But then BANKSY is a proper artist, isn’t he? He is certainly an accomplished draughtsman. He is also an incisive social commentator and undoubtedly a brilliant self publicist. But he is not a graffiti artist, at least not now. He is a street artist who has successfully subverted the art business to his own ends. I’m not going to put down BANKSY here, I enjoy his work and broadly agree with the stance that he takes in relation to the art world, most effectively illustrated in his film Exit Through The Gift Shop. Probably the most direct expression of his position was the print he released some years ago which showed an auctioneer taking bids for a framed ‘masterpiece’ across which is scrawled “ I can’t believe you morons actually buy this shit.”

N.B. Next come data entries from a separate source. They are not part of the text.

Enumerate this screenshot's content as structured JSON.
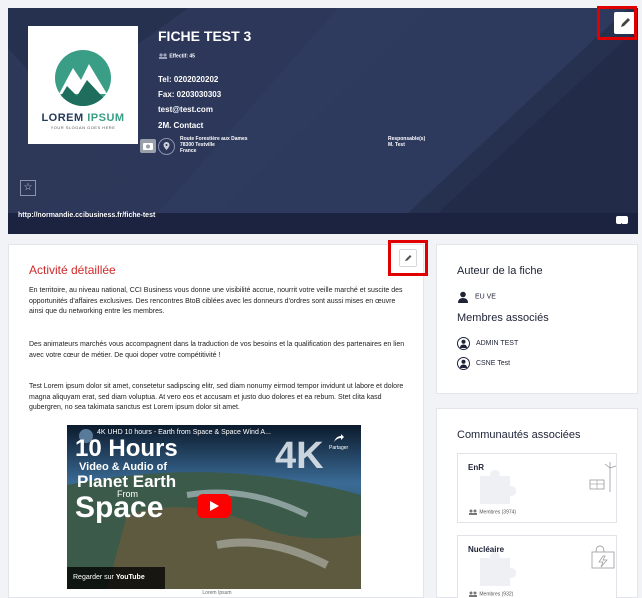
{
  "header": {
    "title": "FICHE TEST 3",
    "effectif": "Effectif: 45",
    "tel": "Tel: 0202020202",
    "fax": "Fax: 0203030303",
    "email": "test@test.com",
    "contact": "2M. Contact",
    "address_lines": [
      "Route Forestière aux Dames",
      "78300 Testville",
      "France"
    ],
    "responsable_label": "Responsable(s)",
    "responsable_value": "M. Test",
    "url": "http://normandie.ccibusiness.fr/fiche-test",
    "logo_title_main": "LOREM ",
    "logo_title_accent": "IPSUM",
    "logo_slogan": "YOUR SLOGAN GOES HERE"
  },
  "activity": {
    "title": "Activité détaillée",
    "paragraphs": [
      "En territoire, au niveau national, CCI Business vous donne une visibilité accrue, nourrit votre veille marché et suscite des opportunités d'affaires exclusives. Des rencontres BtoB ciblées avec les donneurs d'ordres sont aussi mises en œuvre ainsi que du networking entre les membres.",
      "Des animateurs marchés vous accompagnent dans la traduction de vos besoins et la qualification des partenaires en lien avec votre cœur de métier. De quoi doper votre compétitivité !",
      "Test Lorem ipsum dolor sit amet, consetetur sadipscing elitr, sed diam nonumy eirmod tempor invidunt ut labore et dolore magna aliquyam erat, sed diam voluptua. At vero eos et accusam et justo duo dolores et ea rebum. Stet clita kasd gubergren, no sea takimata sanctus est Lorem ipsum dolor sit amet."
    ],
    "video": {
      "title": "4K UHD 10 hours - Earth from Space & Space Wind A...",
      "share": "Partager",
      "line1": "10 Hours",
      "line2": "Video & Audio of",
      "line3": "Planet Earth",
      "line4": "From",
      "line5": "Space",
      "badge": "4K",
      "watch_on": "Regarder sur",
      "youtube": "YouTube"
    },
    "caption": "Lorem Ipsum"
  },
  "author": {
    "title": "Auteur de la fiche",
    "name": "EU VE",
    "members_title": "Membres associés",
    "members": [
      "ADMIN TEST",
      "CSNE Test"
    ]
  },
  "communities": {
    "title": "Communautés associées",
    "items": [
      {
        "name": "EnR",
        "members": "Membres (3974)"
      },
      {
        "name": "Nucléaire",
        "members": "Membres (932)"
      }
    ]
  },
  "colors": {
    "banner": "#26304f",
    "accent_red": "#d02929",
    "logo_green": "#3a9e86"
  }
}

It is the fact that BANKSY’s work now goes for silly money which suddenly makes him ‘art’. That’s not his fault. The guy who paid $1.8 million for Keep It Spotless had more money than sense. It is this ‘value’ which makes people cover their Banksy’s with perspex and leads to the absurdity of one London council paying a fortune to have an expert remove a tag which had been sprayed on a Banksy while protecting the ‘art work’ for which a few years before it would have been prosecuting the artist for perpetrating.
The true irony in that case was that the tag they were carefully removing was ‘Team Robbo’. Anyone who knows anything about graffiti in Britain over the last thirty years knows that ROBBO is of infinitely greater importance than BANKSY. One of the earliest, and best of the Capital’s taggers, ROBBO is held in the highest respect and, given that most of his work has disappeared over the years it would have been more meaningful to have removed the Banksy and kept the Robbo, except the Robbo wouldn’t fetch anything at auction.

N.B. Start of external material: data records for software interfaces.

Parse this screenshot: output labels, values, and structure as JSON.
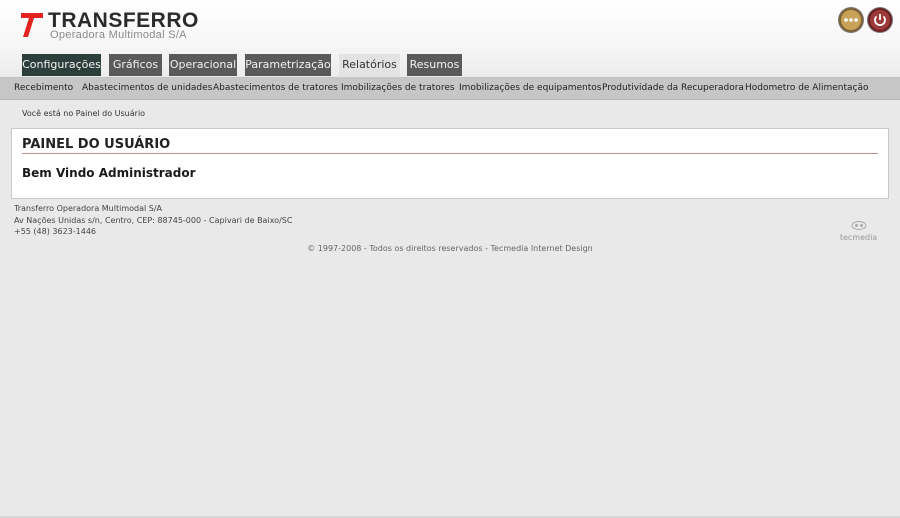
{
  "brand": {
    "name": "TRANSFERRO",
    "subtitle": "Operadora Multimodal S/A",
    "accent_color": "#e2241f"
  },
  "header_icons": [
    {
      "name": "more-icon",
      "color": "#c9a25a"
    },
    {
      "name": "power-icon",
      "color": "#9b3b3b"
    }
  ],
  "tabs": [
    {
      "label": "Configurações",
      "state": "dark"
    },
    {
      "label": "Gráficos",
      "state": "normal"
    },
    {
      "label": "Operacional",
      "state": "normal"
    },
    {
      "label": "Parametrização",
      "state": "normal"
    },
    {
      "label": "Relatórios",
      "state": "active"
    },
    {
      "label": "Resumos",
      "state": "normal"
    }
  ],
  "subnav": [
    "Recebimento",
    "Abastecimentos de unidades",
    "Abastecimentos de tratores",
    "Imobilizações de tratores",
    "Imobilizações de equipamentos",
    "Produtividade da Recuperadora",
    "Hodometro de Alimentação"
  ],
  "breadcrumb": "Você está no Painel do Usuário",
  "panel": {
    "title": "PAINEL DO USUÁRIO",
    "welcome": "Bem Vindo Administrador"
  },
  "footer": {
    "company": "Transferro Operadora Multimodal S/A",
    "address": "Av Nações Unidas s/n, Centro, CEP: 88745-000 - Capivari de Baixo/SC",
    "phone": "+55 (48) 3623-1446",
    "copyright": "© 1997-2008 - Todos os direitos reservados - Tecmedia Internet Design",
    "tecmedia": "tecmedia"
  }
}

In 2009 there was a ‘war’ between the BANKSY and ROBBO and this tag was one of the last vestiges of that. It started with some verbal disrespect between the two during which ROBBO allegedly hit BANKSY across the head. Probably ROBBO’s best known piece was one on the banks of Regents Canal. This was no ordinary piece. It was generally recognised as the oldest extant graffiti piece in London. BANKSY obliterated part of ROBBO’s original and stenciled a workman with a brush so it looked like the workman was bill-posting ROBBO’s name. So ROBBO changed it so it looked like the workman was painting ‘king robbo.’ BANKSY retaliated by adding Fuc before the king. So ROBBO painted the whole thing out and covered it with a picture of Top Cat leaning on a gravestone which said ‘RIP Banksy’s Career’. BANKSY replaced Top Cat with a crown and a can of spray paint. ROBBO then went around London defacing as many BANKSY pieces as he could find, wittily adding to one piece “He’s Not The Messiah, He’s A Very Naughty Boy,” Unfortunately ROBBO sustained serious injuries in an accident in 2011 and the tit for tat came temporarily to an end. Earlier this year it started again, this time with ROBBO adding to a Banksy in Mayfair.

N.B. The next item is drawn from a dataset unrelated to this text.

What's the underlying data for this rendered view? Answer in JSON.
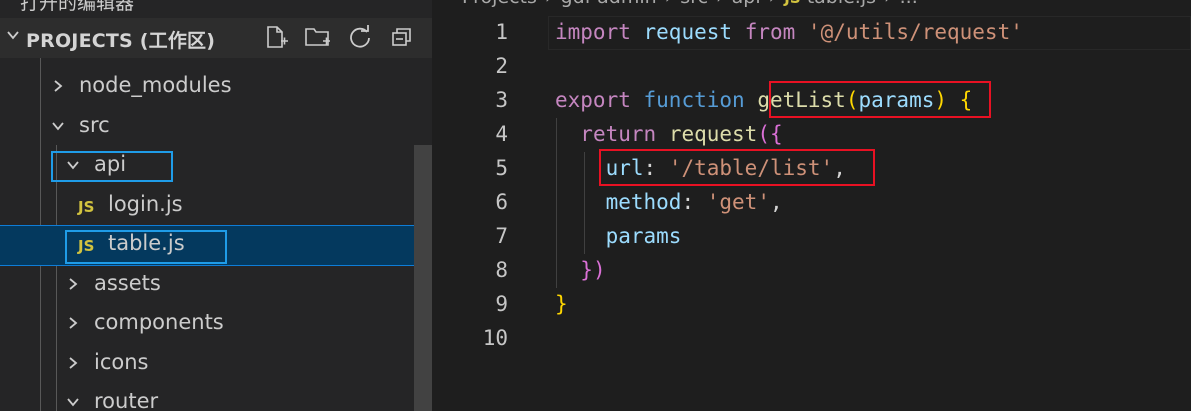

In an interview in Sabotage Times last October ROBBO said that he has no qualms with people earning money from something they love, but he is not willing to produce commercial bollocks to pay bills. People forget that some of the greatest artists died broke, money isn’t an indicator of skill.
BANKSY himself has said that the people who run our cities don’t understand graffiti because they think that nothing has the right to exist unless it makes a profit. The people who truly deface our neighbourhoods are the companies that scrawl giant slogans across buildings trying to make us feel inadequate unless we buy their stuff.
It’s fascinating how much wit and wisdom can be gleaned through a commuter train window.